Start of Block
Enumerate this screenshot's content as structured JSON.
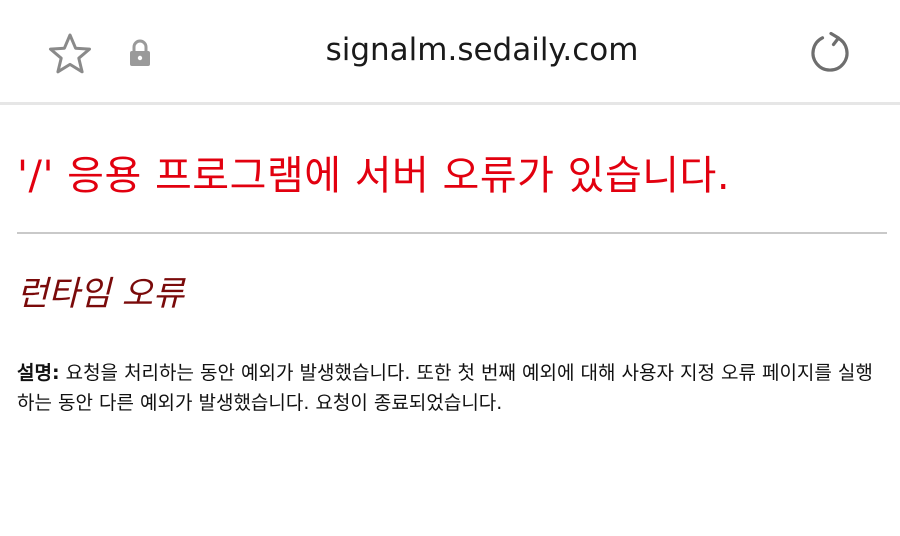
{
  "browser": {
    "url": "signalm.sedaily.com",
    "icons": {
      "bookmark": "star-outline-icon",
      "security": "lock-icon",
      "reload": "reload-icon"
    },
    "colors": {
      "icon_gray": "#8a8a8a",
      "divider": "#e6e6e6"
    }
  },
  "page": {
    "title": "'/' 응용 프로그램에 서버 오류가 있습니다.",
    "subtitle": "런타임 오류",
    "description_label": "설명:",
    "description_text": " 요청을 처리하는 동안 예외가 발생했습니다. 또한 첫 번째 예외에 대해 사용자 지정 오류 페이지를 실행하는 동안 다른 예외가 발생했습니다. 요청이 종료되었습니다.",
    "colors": {
      "title": "#e2000f",
      "subtitle": "#7a0a0a",
      "rule": "#c9c9c9"
    }
  }
}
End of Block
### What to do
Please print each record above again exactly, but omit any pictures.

### Result for this task
Enumerate this screenshot's content as structured JSON.
{
  "browser": {
    "url": "signalm.sedaily.com",
    "icons": {
      "bookmark": "star-outline-icon",
      "security": "lock-icon",
      "reload": "reload-icon"
    },
    "colors": {
      "icon_gray": "#8a8a8a",
      "divider": "#e6e6e6"
    }
  },
  "page": {
    "title": "'/' 응용 프로그램에 서버 오류가 있습니다.",
    "subtitle": "런타임 오류",
    "description_label": "설명:",
    "description_text": " 요청을 처리하는 동안 예외가 발생했습니다. 또한 첫 번째 예외에 대해 사용자 지정 오류 페이지를 실행하는 동안 다른 예외가 발생했습니다. 요청이 종료되었습니다.",
    "colors": {
      "title": "#e2000f",
      "subtitle": "#7a0a0a",
      "rule": "#c9c9c9"
    }
  }
}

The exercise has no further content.